What do we find the leaders in the church chiefly doing in the Acts of the Apostles in order to spread the gospel of Jesus Christ? It was preaching. Forms and ceremonies did not have much place in this great program of expansion. Peter preached on the Day of Pentecost (Acts 2:14), after the healing of the lame man (Acts 3:12), and on every occasion where there was an opportunity. Stephen's apology was really a sermon (Acts 7), Philip preached in Samaria (Acts 8:5), Peter and John did the same there and in many villages (Acts 8:25), Philip preached Jesus unto the eunuch (Acts 8:35), and Paul began preaching in Damascus a few days after his conversion and made it his main business from then on until his death some thirty or thirty-five years later (Acts 9:19-22). The words preach, preached, preacheth, and preaching are found nearly forty times in the Acts of the Apostles. The reading of the Scriptures, testimony, prayer, and singing supplemented the work of preaching as instruments of the Holy Spirit in His activity in the church.

(3) The church and the Kingdom of God. What is the relation of the expanding church to the kingdom of God? This is a question which is often asked; and there is some difference of opinion as to its answer. Christ often used the phrase "the kingdom of God" or "the kingdom," while Paul and the other writers of the Epistles often used the term "church." The former phrase is used one hundred and twelve times in the Gospels, while the term "church" is used only twice. In the Epistles the situation is almost reversed. The "church" is mentioned there one hundred and twelve times, while "the kingdom" or "the kingdom of God" is found only twenty-nine times. The kingdom is both present and future. It begins now, but will come to its full realization only in the future. Again, it is both spiritual -- within you, and social -- evident in the group activities of men. The church is undoubtedly closely related to the kingdom, but it is not to be completely identified with it. It may be thought of as the means whereby the kingdom is being developed, both within and without. If all men would heed its message, their hearts would be made right; and the kingdom which had thus been established within would soon dominate society. Thus, we would then have the kingdom of God on earth. But the majority of men will reject the call of the Holy Spirit through the church, and God will finally have to establish His kingdom on the earth by means of a direct intervention-- the Second Coming of Jesus Christ.

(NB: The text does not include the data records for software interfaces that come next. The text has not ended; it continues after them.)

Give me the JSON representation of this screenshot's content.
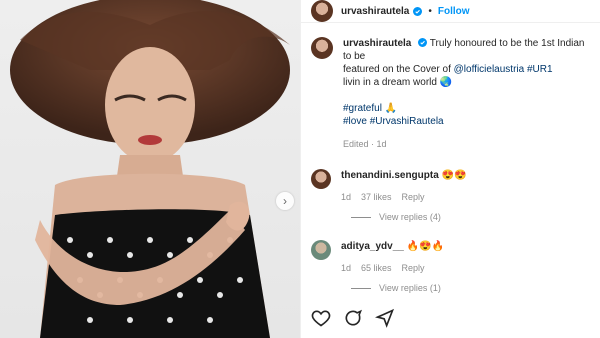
{
  "post": {
    "username": "urvashirautela",
    "follow_label": "Follow",
    "dot": "•"
  },
  "caption": {
    "username": "urvashirautela",
    "text1": "Truly honoured to be the 1st Indian to be",
    "text2": "featured on the Cover of",
    "mention": "@lofficielaustria",
    "tag_ur1": "#UR1",
    "text3": "livin in a dream world",
    "emoji_globe": "🌏",
    "tag_grateful": "#grateful",
    "emoji_pray": "🙏",
    "tag_love": "#love",
    "tag_urvashi": "#UrvashiRautela",
    "meta": "Edited · 1d"
  },
  "comments": [
    {
      "username": "thenandini.sengupta",
      "text": "😍😍",
      "age": "1d",
      "likes": "37 likes",
      "reply": "Reply",
      "view_replies": "View replies (4)"
    },
    {
      "username": "aditya_ydv__",
      "text": "🔥😍🔥",
      "age": "1d",
      "likes": "65 likes",
      "reply": "Reply",
      "view_replies": "View replies (1)"
    }
  ],
  "icons": [
    "heart-icon",
    "comment-icon",
    "share-icon",
    "verified-icon",
    "next-arrow-icon"
  ],
  "colors": {
    "link": "#0095f6",
    "tag": "#00376b",
    "meta": "#8e8e8e"
  }
}
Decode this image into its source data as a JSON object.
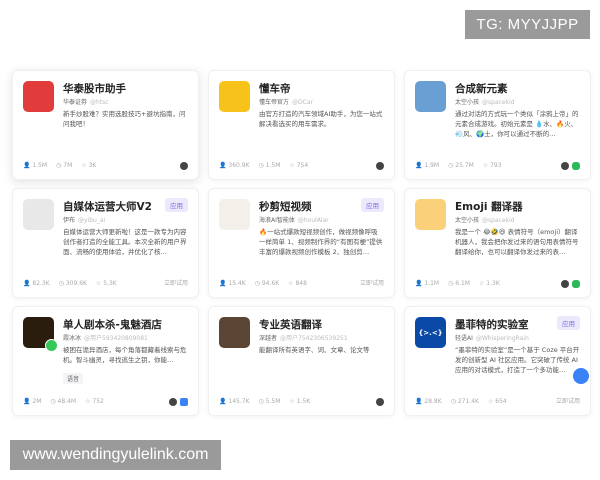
{
  "watermarks": {
    "tg": "TG: MYYJJPP",
    "url": "www.wendingyulelink.com"
  },
  "cards": [
    {
      "title": "华泰股市助手",
      "author": "华泰证券",
      "handle": "@htsc",
      "desc": "新手炒股难？实用选股技巧+避坑指南，问问我吧！",
      "users": "1.5M",
      "chats": "7M",
      "favs": "3K",
      "avatar_color": "#e23b3b",
      "badge": "",
      "action": "",
      "icons": [
        "avatar-icon"
      ]
    },
    {
      "title": "懂车帝",
      "author": "懂车帝官方",
      "handle": "@DCar",
      "desc": "由官方打造的汽车领域AI助手，为您一站式解决看选买的用车需求。",
      "users": "360.9K",
      "chats": "1.5M",
      "favs": "754",
      "avatar_color": "#f7c21a",
      "badge": "",
      "action": "",
      "icons": [
        "avatar-icon"
      ]
    },
    {
      "title": "合成新元素",
      "author": "太空小孩",
      "handle": "@spacekid",
      "desc": "通过对话的方式玩一个类似「涂鸦上帝」的元素合成游戏。初始元素是 💧水、🔥火、💨风、🌍土，你可以通过不断的…",
      "users": "1.9M",
      "chats": "25.7M",
      "favs": "793",
      "avatar_color": "#6a9fd4",
      "badge": "",
      "action": "",
      "icons": [
        "avatar-icon",
        "wechat-icon"
      ]
    },
    {
      "title": "自媒体运营大师V2",
      "author": "伊布",
      "handle": "@yibu_ai",
      "desc": "自媒体运营大师更新啦！这是一款专为内容创作者打造的全能工具。本次全新的用户界面、流畅的使用体验，并优化了核…",
      "users": "82.3K",
      "chats": "309.6K",
      "favs": "5.3K",
      "avatar_color": "#e8e8e8",
      "badge": "应用",
      "action": "立即试用",
      "icons": []
    },
    {
      "title": "秒剪短视频",
      "author": "海浪AI智能体",
      "handle": "@houlAlar",
      "desc": "🔥一站式爆款短视频创作，做视频像呼吸一样简单 1、视频制作界的“有图有梗”提供丰富的爆款视频创作模板 2、独创剪…",
      "users": "15.4K",
      "chats": "94.6K",
      "favs": "848",
      "avatar_color": "#f3efe9",
      "badge": "应用",
      "action": "立即试用",
      "icons": []
    },
    {
      "title": "Emoji 翻译器",
      "author": "太空小孩",
      "handle": "@spacekid",
      "desc": "我是一个 😂🤣😆 表情符号（emoji）翻译机器人，我会把你发过来的语句用表情符号翻译给你，也可以翻译你发过来的表…",
      "users": "1.1M",
      "chats": "6.1M",
      "favs": "1.3K",
      "avatar_color": "#fbd07a",
      "badge": "",
      "action": "",
      "icons": [
        "avatar-icon",
        "wechat-icon"
      ]
    },
    {
      "title": "单人剧本杀-鬼魅酒店",
      "author": "霞冰冰",
      "handle": "@用户593420809081",
      "desc": "被困在诡异酒店，每个角落都藏着线索与危机。智斗幽灵，寻找逃生之钥，你能…",
      "tag": "语音",
      "users": "2M",
      "chats": "48.4M",
      "favs": "752",
      "avatar_color": "#2a1d0e",
      "badge": "",
      "action": "",
      "icons": [
        "avatar-icon",
        "doubao-icon"
      ]
    },
    {
      "title": "专业英语翻译",
      "author": "深越者",
      "handle": "@用户7542306539251",
      "desc": "能翻译所有英语字、词、文章、论文等",
      "users": "145.7K",
      "chats": "5.5M",
      "favs": "1.5K",
      "avatar_color": "#5b4636",
      "badge": "",
      "action": "",
      "icons": [
        "avatar-icon"
      ]
    },
    {
      "title": "墨菲特的实验室",
      "author": "轻语AI",
      "handle": "@WhisperingRain",
      "desc": "“墨菲特的实验室”是一个基于 Coze 平台开发的创新型 AI 社区应用。它突破了传统 AI 应用的对话模式，打造了一个多功能…",
      "users": "28.8K",
      "chats": "271.4K",
      "favs": "654",
      "avatar_color": "#0a4aa6",
      "avatar_text": "{>.<}",
      "badge": "应用",
      "action": "立即试用",
      "icons": []
    }
  ]
}
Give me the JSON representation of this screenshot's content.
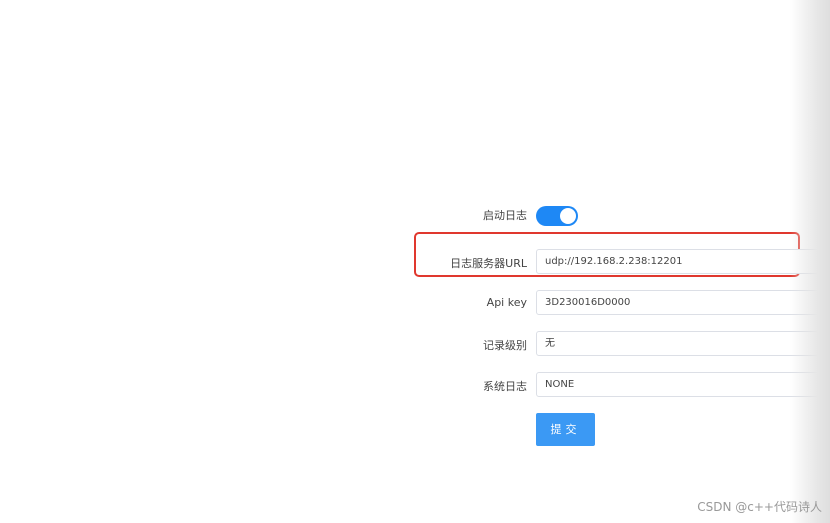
{
  "form": {
    "enable_log": {
      "label": "启动日志",
      "on": true
    },
    "log_server_url": {
      "label": "日志服务器URL",
      "value": "udp://192.168.2.238:12201"
    },
    "api_key": {
      "label": "Api key",
      "value": "3D230016D0000"
    },
    "record_level": {
      "label": "记录级别",
      "value": "无"
    },
    "system_log": {
      "label": "系统日志",
      "value": "NONE"
    },
    "submit_label": "提交"
  },
  "watermark": "CSDN @c++代码诗人",
  "colors": {
    "accent": "#1e88f5",
    "highlight": "#e0382e",
    "button": "#3b99f4"
  }
}
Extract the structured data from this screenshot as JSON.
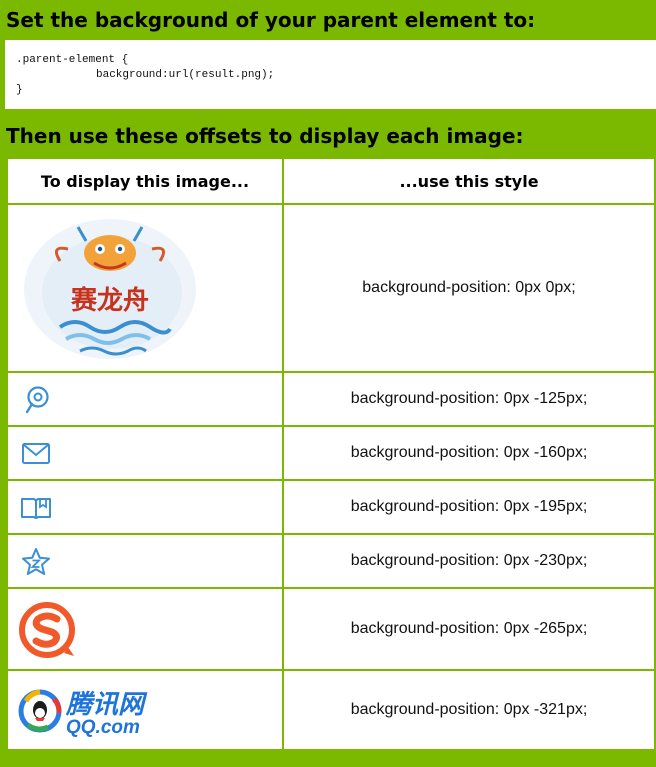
{
  "header1": "Set the background of your parent element to:",
  "code": {
    "line1": ".parent-element {",
    "line2": "background:url(result.png);",
    "line3": "}"
  },
  "header2": "Then use these offsets to display each image:",
  "table": {
    "col1": "To display this image...",
    "col2": "...use this style",
    "rows": [
      {
        "style": "background-position: 0px 0px;",
        "icon": "dragon-boat-logo"
      },
      {
        "style": "background-position: 0px -125px;",
        "icon": "map-pin-icon"
      },
      {
        "style": "background-position: 0px -160px;",
        "icon": "mail-icon"
      },
      {
        "style": "background-position: 0px -195px;",
        "icon": "book-icon"
      },
      {
        "style": "background-position: 0px -230px;",
        "icon": "star-icon"
      },
      {
        "style": "background-position: 0px -265px;",
        "icon": "sogou-logo"
      },
      {
        "style": "background-position: 0px -321px;",
        "icon": "qq-logo"
      }
    ]
  },
  "logos": {
    "dragon_text": "赛龙舟",
    "qq_brand": "腾讯网",
    "qq_domain": "QQ.com"
  },
  "colors": {
    "background": "#7ab900",
    "icon_blue": "#3b8fd4",
    "sogou_orange": "#f05a2a"
  }
}
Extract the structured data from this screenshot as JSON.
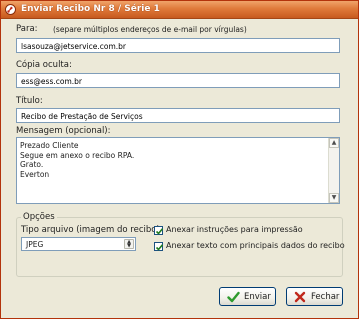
{
  "window": {
    "title": "Enviar Recibo Nr 8 / Série 1"
  },
  "para": {
    "label": "Para:",
    "hint": "(separe múltiplos endereços de e-mail por vírgulas)",
    "value": "lsasouza@jetservice.com.br"
  },
  "copia": {
    "label": "Cópia oculta:",
    "value": "ess@ess.com.br"
  },
  "titulo": {
    "label": "Título:",
    "value": "Recibo de Prestação de Serviços"
  },
  "mensagem": {
    "label": "Mensagem (opcional):",
    "lines": [
      "Prezado Cliente",
      "Segue em anexo o recibo RPA.",
      "Grato.",
      "Everton"
    ]
  },
  "opcoes": {
    "group_label": "Opções",
    "tipo_label": "Tipo arquivo (imagem do recibo):",
    "tipo_value": "JPEG",
    "check1_label": "Anexar instruções para impressão",
    "check1_checked": true,
    "check2_label": "Anexar texto com principais dados do recibo",
    "check2_checked": true
  },
  "buttons": {
    "enviar": "Enviar",
    "fechar": "Fechar"
  },
  "colors": {
    "titlebar": "#e07a3a",
    "window_bg": "#ece9d8",
    "enviar_icon": "#2e9a2e",
    "fechar_icon": "#c0281c"
  }
}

There are two perverse attitudes which may be taken toward the visible church. One is the attitude that mis-interprets the passage in Matthew 16:18,19 which describes the relation of Peter to the church. Those who do this make the church on earth supreme. The church takes the place of Christ, and men go to it instead of Him for forgiveness and salvation. This is a grievous mistake and greatly hinders the progress of the cause of Christ. The church is the best institution known to men, but it is imperfect and cannot take the place of God. The other perverse attitude toward the organized church is that of those who refuse to have anything to do with it. This is a calamity, although there are some well-meaning people involved in it. Any church which a person may join will be imperfect, both as a local and as a general institution. Nevertheless, the Holy Spirit has always been able to do more through organized effort than through isolated Christians. From the very first, God has sanctioned organized Christianity; and the normal thing for every Christian to do is to join some Christian church.


16 Flew, R. N., The Idea of Perfection in Christian Theology, Oxford University Press, London, 1934, pp. 13, 14. Used by permission.